Though its location on the University of Texas campus can be a little deceiving at first, an evening at The Carillon leaves no doubt that this is a restaurant that takes its food very seriously. Under the direction of Executive Chef Josh Watkins, the farm fresh, seasonally-driven menu reveals the bounty and true flavor of Texas. The Carillon's unique approach to traditional foods and emphasis on using local, sustainable ingredients has earned the restaurant a four-star rating as well as a Rising Star Award for Pastry Chef Plinio Sandalio. 

The Carillon is a hidden culinary gem on the University of Texas campus. Chef Josh Watkins lets the fresh flavor of the ingredients sing with his inventive approach to elegantly preparing contemporary dishes. The choice of either three or six fixed courses is perfect for exploring amazing flavors of the well-planned menu items. — Judge Matt McGinnis, CultureMap and WhatAreYouDrinking.net


Congress strives to offer nothing less than the finest culinary experience from start to finish. Featuring a prix-fixe dinner menu inspired daily by fresh, seasonal ingredients, Congress is the only restaurant in Austin to be given five stars by the Austin American-Statesman. Chef David Bull leads the restaurant, which was named as one of the “Best New Restaurants 2011” by Esquire and “Top 10 Best New Restaurants in America” by Bon Appetit.

Congress is my choice for the best dining experience in Austin. With exceptional tasting menus, the ability to add other incredibly tempting bites, and the option to have each dish paired with a carefully selected beer, wine or cocktail, it is quite simply… perfect. They always say to watch out for the quiet ones, and Chef Bull is a mild mannered tour de force in the kitchen. Every dish is carefully crafted so that each and every bite is one you want to always remember. — Judge Marshall Jones, Wine and Food Foundation of Texas

La Condesa

Inspired by the hip, bohemian Condesa neighborhood of Mexico City, La Condesa serves contemporary Mexican cuisine with traditional regional influences. Drawing on the bold flavors and vibrant colors of Mexico City, La Condesa provides an energetic atmosphere with creative, accessible cuisine in Austin’s thriving Second Street District.

La Condesa excels because they don't pander. Rene's pork belly huarache with fish sauce, tequila pears and blue cheese is a great example — pork belly is everywhere, but not prepped like that! They also add grapes to their Brussels, have some of the most complex salsas in town, and serve corn smut (huitlacoche) as an appetizer. In addition to Rene, Pastry Chef Laura Sawicki is a mad scientist — the explanations given of the intricacies of her desserts are sometimes astounding. We shouldn't take them for granted! — Judge Tom Thornton, Austinist
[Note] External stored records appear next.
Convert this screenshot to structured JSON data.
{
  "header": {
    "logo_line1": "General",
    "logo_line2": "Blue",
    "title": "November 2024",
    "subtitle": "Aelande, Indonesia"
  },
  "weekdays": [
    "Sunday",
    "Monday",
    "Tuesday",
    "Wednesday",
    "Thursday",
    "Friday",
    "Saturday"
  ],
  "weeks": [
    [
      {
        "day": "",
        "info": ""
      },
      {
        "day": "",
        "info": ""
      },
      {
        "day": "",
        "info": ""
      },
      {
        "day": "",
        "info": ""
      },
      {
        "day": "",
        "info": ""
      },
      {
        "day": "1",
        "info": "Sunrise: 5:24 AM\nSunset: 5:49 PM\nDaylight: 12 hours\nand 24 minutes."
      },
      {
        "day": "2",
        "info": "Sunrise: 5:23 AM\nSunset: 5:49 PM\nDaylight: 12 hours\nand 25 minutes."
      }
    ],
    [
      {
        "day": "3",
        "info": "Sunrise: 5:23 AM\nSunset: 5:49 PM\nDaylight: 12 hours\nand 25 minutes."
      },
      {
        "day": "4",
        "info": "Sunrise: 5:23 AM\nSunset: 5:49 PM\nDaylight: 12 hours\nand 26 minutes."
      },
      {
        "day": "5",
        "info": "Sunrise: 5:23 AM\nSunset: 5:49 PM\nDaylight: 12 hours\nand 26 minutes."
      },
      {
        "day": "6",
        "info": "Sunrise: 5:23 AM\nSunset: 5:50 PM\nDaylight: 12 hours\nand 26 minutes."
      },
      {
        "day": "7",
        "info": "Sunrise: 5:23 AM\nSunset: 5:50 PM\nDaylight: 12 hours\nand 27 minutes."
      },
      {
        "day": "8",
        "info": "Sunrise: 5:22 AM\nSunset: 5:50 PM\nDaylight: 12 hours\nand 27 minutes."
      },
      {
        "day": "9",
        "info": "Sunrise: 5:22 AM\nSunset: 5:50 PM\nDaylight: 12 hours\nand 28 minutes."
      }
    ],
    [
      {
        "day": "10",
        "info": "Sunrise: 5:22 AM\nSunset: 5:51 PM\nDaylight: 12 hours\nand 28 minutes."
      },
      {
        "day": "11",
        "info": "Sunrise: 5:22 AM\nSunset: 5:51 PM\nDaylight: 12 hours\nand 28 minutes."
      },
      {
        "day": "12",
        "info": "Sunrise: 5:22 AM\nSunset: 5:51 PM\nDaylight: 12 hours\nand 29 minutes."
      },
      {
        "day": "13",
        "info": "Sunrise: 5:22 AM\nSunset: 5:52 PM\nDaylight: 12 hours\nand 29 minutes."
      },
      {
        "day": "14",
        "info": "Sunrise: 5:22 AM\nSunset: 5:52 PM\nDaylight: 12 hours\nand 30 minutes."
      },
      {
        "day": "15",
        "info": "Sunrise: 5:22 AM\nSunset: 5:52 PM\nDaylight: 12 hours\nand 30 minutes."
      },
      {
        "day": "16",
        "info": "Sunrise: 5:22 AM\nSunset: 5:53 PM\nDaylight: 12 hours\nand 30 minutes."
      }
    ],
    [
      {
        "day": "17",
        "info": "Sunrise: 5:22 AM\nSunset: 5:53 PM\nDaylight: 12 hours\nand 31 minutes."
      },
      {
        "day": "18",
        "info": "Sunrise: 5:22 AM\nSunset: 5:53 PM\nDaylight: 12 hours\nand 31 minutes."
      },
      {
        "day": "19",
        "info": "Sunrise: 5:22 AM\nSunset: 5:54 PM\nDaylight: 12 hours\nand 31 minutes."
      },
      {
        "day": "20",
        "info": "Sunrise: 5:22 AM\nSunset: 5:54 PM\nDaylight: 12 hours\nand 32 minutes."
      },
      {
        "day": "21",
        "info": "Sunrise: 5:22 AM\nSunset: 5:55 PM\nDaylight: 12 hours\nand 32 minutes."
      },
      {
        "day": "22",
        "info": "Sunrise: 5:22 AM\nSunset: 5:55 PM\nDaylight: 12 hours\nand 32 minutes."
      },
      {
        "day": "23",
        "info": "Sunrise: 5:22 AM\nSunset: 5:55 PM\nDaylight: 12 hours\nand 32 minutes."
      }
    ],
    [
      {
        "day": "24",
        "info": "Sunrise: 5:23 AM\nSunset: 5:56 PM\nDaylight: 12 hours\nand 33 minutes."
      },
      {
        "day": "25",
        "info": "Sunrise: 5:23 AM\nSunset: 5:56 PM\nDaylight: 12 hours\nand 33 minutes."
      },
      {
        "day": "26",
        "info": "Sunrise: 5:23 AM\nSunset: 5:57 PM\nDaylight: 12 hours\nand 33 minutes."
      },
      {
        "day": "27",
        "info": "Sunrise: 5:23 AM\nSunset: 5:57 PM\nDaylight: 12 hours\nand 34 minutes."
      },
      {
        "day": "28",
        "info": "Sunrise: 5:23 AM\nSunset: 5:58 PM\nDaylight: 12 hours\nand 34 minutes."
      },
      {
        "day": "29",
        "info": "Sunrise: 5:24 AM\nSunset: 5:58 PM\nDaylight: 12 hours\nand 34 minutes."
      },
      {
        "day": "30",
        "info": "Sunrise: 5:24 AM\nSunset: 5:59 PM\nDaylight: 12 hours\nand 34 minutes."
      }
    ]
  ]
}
One of the newer restaurants in Austin, Lenoir is the creation of husband-wife team Todd Duplechan and Jessica Maher that is known for its casual neighborhood feel and its elevated seasonally-inspired cuisine. (Their backyard happy hour is a must when the weather is nice.) Drawing on culinary influences from warm regions around the world, Lenoir’s unique nightly three-course menu invites diners to taste a variety of different flavors developed from a blend of locally-sourced ingredients.

The first time I went to Lenoir, it reminded me of the small, intimate bistros on Cornelia Street in New York's West Village. I love the jewel box space (and the catbird seat at the end of the bar, the best spot to take in the rich colors and shimmering light fixtures), and the fact that Todd's food, Jessica's clever desserts, and the smart wine list have such a distinct personality and point of view. — Judge Paula Disbrowe, food writer and cookbook author


The 2013 CultureMap Tastemaker Awards take place April 11 at The Driskill.